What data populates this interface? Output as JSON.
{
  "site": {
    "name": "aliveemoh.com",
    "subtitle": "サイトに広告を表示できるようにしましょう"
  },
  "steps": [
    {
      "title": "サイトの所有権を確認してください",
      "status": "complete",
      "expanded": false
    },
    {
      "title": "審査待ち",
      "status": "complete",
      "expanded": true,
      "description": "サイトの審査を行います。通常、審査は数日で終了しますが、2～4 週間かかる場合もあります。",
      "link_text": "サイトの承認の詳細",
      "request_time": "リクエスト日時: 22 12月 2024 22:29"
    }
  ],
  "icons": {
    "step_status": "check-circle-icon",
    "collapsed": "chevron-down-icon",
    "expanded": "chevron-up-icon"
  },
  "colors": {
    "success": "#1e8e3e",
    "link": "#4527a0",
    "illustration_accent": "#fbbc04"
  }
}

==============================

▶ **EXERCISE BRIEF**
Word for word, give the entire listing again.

▶ **RESULT OF THE TASK**
What data populates this interface? Output as JSON.
{
  "site": {
    "name": "aliveemoh.com",
    "subtitle": "サイトに広告を表示できるようにしましょう"
  },
  "steps": [
    {
      "title": "サイトの所有権を確認してください",
      "status": "complete",
      "expanded": false
    },
    {
      "title": "審査待ち",
      "status": "complete",
      "expanded": true,
      "description": "サイトの審査を行います。通常、審査は数日で終了しますが、2～4 週間かかる場合もあります。",
      "link_text": "サイトの承認の詳細",
      "request_time": "リクエスト日時: 22 12月 2024 22:29"
    }
  ],
  "icons": {
    "step_status": "check-circle-icon",
    "collapsed": "chevron-down-icon",
    "expanded": "chevron-up-icon"
  },
  "colors": {
    "success": "#1e8e3e",
    "link": "#4527a0",
    "illustration_accent": "#fbbc04"
  }
}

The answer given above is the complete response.